Adapted from a Press Release from the PA DEP-Prepared by Robert E. Hughes, EPCAMR Executive Director
The Office of Environmental Justice was established as a point of contact for Pennsylvania residents in low income areas and areas with a higher number of minorities. Its primary goal is to increase communities’ environmental awareness and involvement in the DEP permitting process. To that end, the Pennsylvania Department of Environmental Protection (DEP) Acting Secretary Patrick McDonnell is hosting nine roundtables across the state over the next two months to meet with residents and hear their perspectives on environmental justice.
Robert E. Hughes, EPCAMR Executive Director, goes on to ask, “Why isn’t there any meetings in the Coal Region? Wilkes-Barre, Scranton, Nanticoke, Shamokin, Pottsville, Mahanoy City?? We don’t believe that our coalfield communities are being served properly and equitably. Our communities are more than a definition of environmental justice. Our communities have been living with too many environmental injustices due to past mining practices and mine water pollution from AMD. Make your voice heard, even if you can’t travel all the way to the Allentown area, which is an injustice in itself, when transportation and access to these types of roundtables are convened in places that are less than convenient to those with limited ability to get to the meeting locations. Comments can be submitted by the public however, if you can’t make the meeting. Please consider making your voice heard and talk about what’s going on in our communities and what types of services, technical assistance, education, awareness, partnerships, and funding is needed to make things better.”
The tour will focus on engaging residents and leaders in DEP’s decision-making process, and involving residents in communities that may not fit the traditional definition of an environmental justice area — which is based on minority population and income levels in census tracts. Topics to be covered include:
- What environmental justice concerns are most pressing in your community?
- Do you feel that the current definition of an environmental justice community (20% poverty and/or 30% minority) properly represents the needs of your community and the Commonwealth at large?
- Do you feel the DEP is engaged with marginalized communities to ensure that they have a voice in the decision making process?

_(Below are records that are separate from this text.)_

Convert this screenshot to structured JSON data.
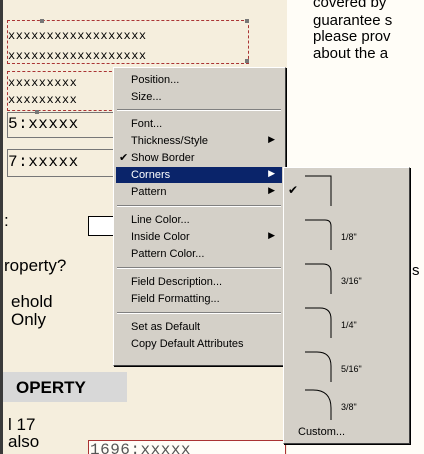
{
  "document": {
    "right_text": [
      "covered by",
      "guarantee s",
      "please prov",
      "about the a"
    ],
    "right_side_s": "s",
    "xlines": [
      "xxxxxxxxxxxxxxxxxx",
      "xxxxxxxxxxxxxxxxxx",
      "xxxxxxxxx",
      "xxxxxxxxx",
      "5:xxxxx",
      "7:xxxxx"
    ],
    "colon": ":",
    "roperty": "roperty?",
    "ehold": "ehold",
    "only": "Only",
    "section_header": "OPERTY",
    "line17": "l 17",
    "also": "also",
    "bottom_field": "1696:xxxxx"
  },
  "context_menu": {
    "items": [
      {
        "label": "Position...",
        "checked": false,
        "submenu": false
      },
      {
        "label": "Size...",
        "checked": false,
        "submenu": false
      },
      {
        "label": "Font...",
        "checked": false,
        "submenu": false
      },
      {
        "label": "Thickness/Style",
        "checked": false,
        "submenu": true
      },
      {
        "label": "Show Border",
        "checked": true,
        "submenu": false
      },
      {
        "label": "Corners",
        "checked": false,
        "submenu": true,
        "selected": true
      },
      {
        "label": "Pattern",
        "checked": false,
        "submenu": true
      },
      {
        "label": "Line Color...",
        "checked": false,
        "submenu": false
      },
      {
        "label": "Inside Color",
        "checked": false,
        "submenu": true
      },
      {
        "label": "Pattern Color...",
        "checked": false,
        "submenu": false
      },
      {
        "label": "Field Description...",
        "checked": false,
        "submenu": false
      },
      {
        "label": "Field Formatting...",
        "checked": false,
        "submenu": false
      },
      {
        "label": "Set as Default",
        "checked": false,
        "submenu": false
      },
      {
        "label": "Copy Default Attributes",
        "checked": false,
        "submenu": false
      }
    ],
    "check_glyph": "✔",
    "arrow_glyph": "▶"
  },
  "corners_submenu": {
    "options": [
      "",
      "1/8\"",
      "3/16\"",
      "1/4\"",
      "5/16\"",
      "3/8\""
    ],
    "selected_index": 0,
    "custom_label": "Custom..."
  },
  "colors": {
    "menu_bg": "#d4d0c8",
    "highlight": "#0a246a",
    "doc_bg": "#f5eedd"
  }
}
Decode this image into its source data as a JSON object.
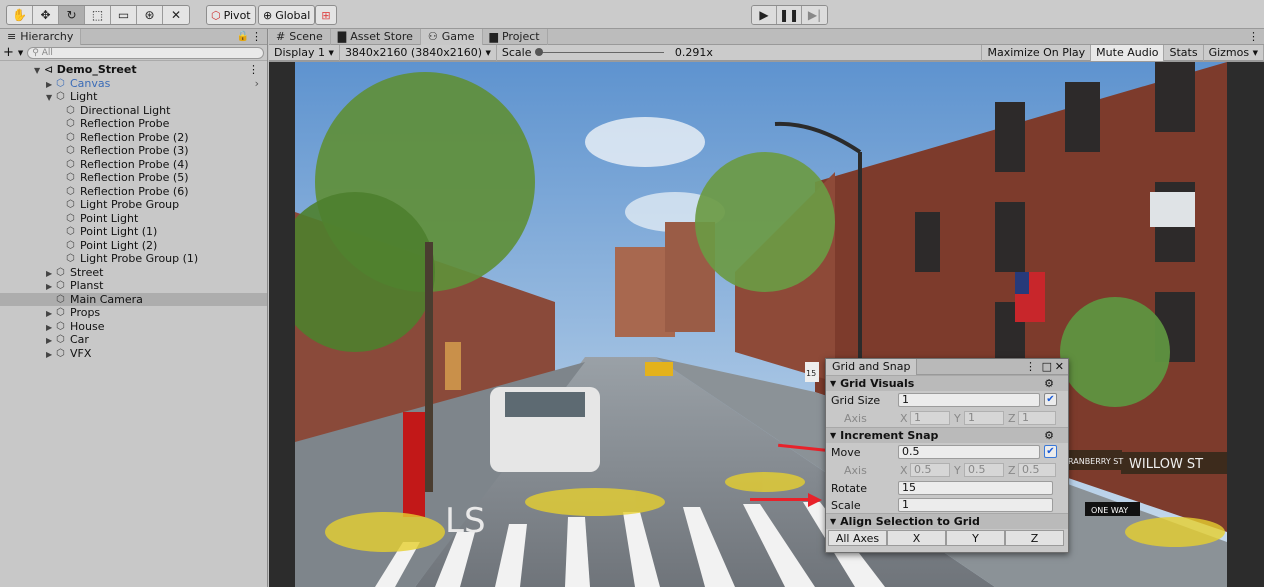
{
  "toolbar": {
    "tools": [
      "hand-icon",
      "move-icon",
      "rotate-icon",
      "rect-icon",
      "scale-icon",
      "transform-icon",
      "custom-tool-icon"
    ],
    "pivot": "Pivot",
    "global": "Global",
    "play_buttons": [
      "play-icon",
      "pause-icon",
      "step-icon"
    ]
  },
  "hierarchy": {
    "tab": "Hierarchy",
    "add": "+",
    "search_placeholder": "All",
    "scene": "Demo_Street",
    "items": [
      {
        "label": "Canvas",
        "depth": 1,
        "arrow": "▶",
        "color": "#3b6cb7"
      },
      {
        "label": "Light",
        "depth": 1,
        "arrow": "▼"
      },
      {
        "label": "Directional Light",
        "depth": 2
      },
      {
        "label": "Reflection Probe",
        "depth": 2
      },
      {
        "label": "Reflection Probe (2)",
        "depth": 2
      },
      {
        "label": "Reflection Probe (3)",
        "depth": 2
      },
      {
        "label": "Reflection Probe (4)",
        "depth": 2
      },
      {
        "label": "Reflection Probe (5)",
        "depth": 2
      },
      {
        "label": "Reflection Probe (6)",
        "depth": 2
      },
      {
        "label": "Light Probe Group",
        "depth": 2
      },
      {
        "label": "Point Light",
        "depth": 2
      },
      {
        "label": "Point Light (1)",
        "depth": 2
      },
      {
        "label": "Point Light (2)",
        "depth": 2
      },
      {
        "label": "Light Probe Group (1)",
        "depth": 2
      },
      {
        "label": "Street",
        "depth": 1,
        "arrow": "▶"
      },
      {
        "label": "Planst",
        "depth": 1,
        "arrow": "▶"
      },
      {
        "label": "Main Camera",
        "depth": 1,
        "selected": true
      },
      {
        "label": "Props",
        "depth": 1,
        "arrow": "▶"
      },
      {
        "label": "House",
        "depth": 1,
        "arrow": "▶"
      },
      {
        "label": "Car",
        "depth": 1,
        "arrow": "▶"
      },
      {
        "label": "VFX",
        "depth": 1,
        "arrow": "▶"
      }
    ]
  },
  "view_tabs": [
    "Scene",
    "Asset Store",
    "Game",
    "Project"
  ],
  "gamebar": {
    "display": "Display 1",
    "resolution": "3840x2160 (3840x2160)",
    "scale_label": "Scale",
    "scale_value": "0.291x",
    "maximize": "Maximize On Play",
    "mute": "Mute Audio",
    "stats": "Stats",
    "gizmos": "Gizmos"
  },
  "grid_snap": {
    "title": "Grid and Snap",
    "grid_visuals": "Grid Visuals",
    "grid_size_label": "Grid Size",
    "grid_size": "1",
    "axis_label": "Axis",
    "grid_axis": {
      "x": "1",
      "y": "1",
      "z": "1"
    },
    "increment_snap": "Increment Snap",
    "move_label": "Move",
    "move": "0.5",
    "move_axis": {
      "x": "0.5",
      "y": "0.5",
      "z": "0.5"
    },
    "rotate_label": "Rotate",
    "rotate": "15",
    "scale_label": "Scale",
    "scale": "1",
    "align_header": "Align Selection to Grid",
    "align_buttons": [
      "All Axes",
      "X",
      "Y",
      "Z"
    ]
  },
  "scene_signs": {
    "street": "WILLOW ST",
    "street2": "RANBERRY ST",
    "one_way": "ONE WAY",
    "sign_num": "15"
  }
}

How can the DEP be more engaged with these communities?
- What tools have you used to find out information on DEP permitting/enforcement actions?
- What ways can the DEP be more effective at sharing information with the public?
- How can the DEP be more effective at receiving public input?
- What resource(s) is your community lacking that the DEP can provide that would assist in efforts to ensure environmental equity?
- What additional steps can be taken by the Department to effectively reach out to these vulnerable communities to ensure that their concerns are taken into consideration?
The listening sessions will take place throughout April and May. Additional details are available at http://www.dep.pa.gov/
• Greene County – April 12
• Pittsburgh – April 13
• Williamsport – April 20
• Erie – April 27
• Harrisburg – May 2
• Allentown – May 11
• Lancaster – May 15
• City of Chester (Delaware County) – May 23
• Philadelphia – May 25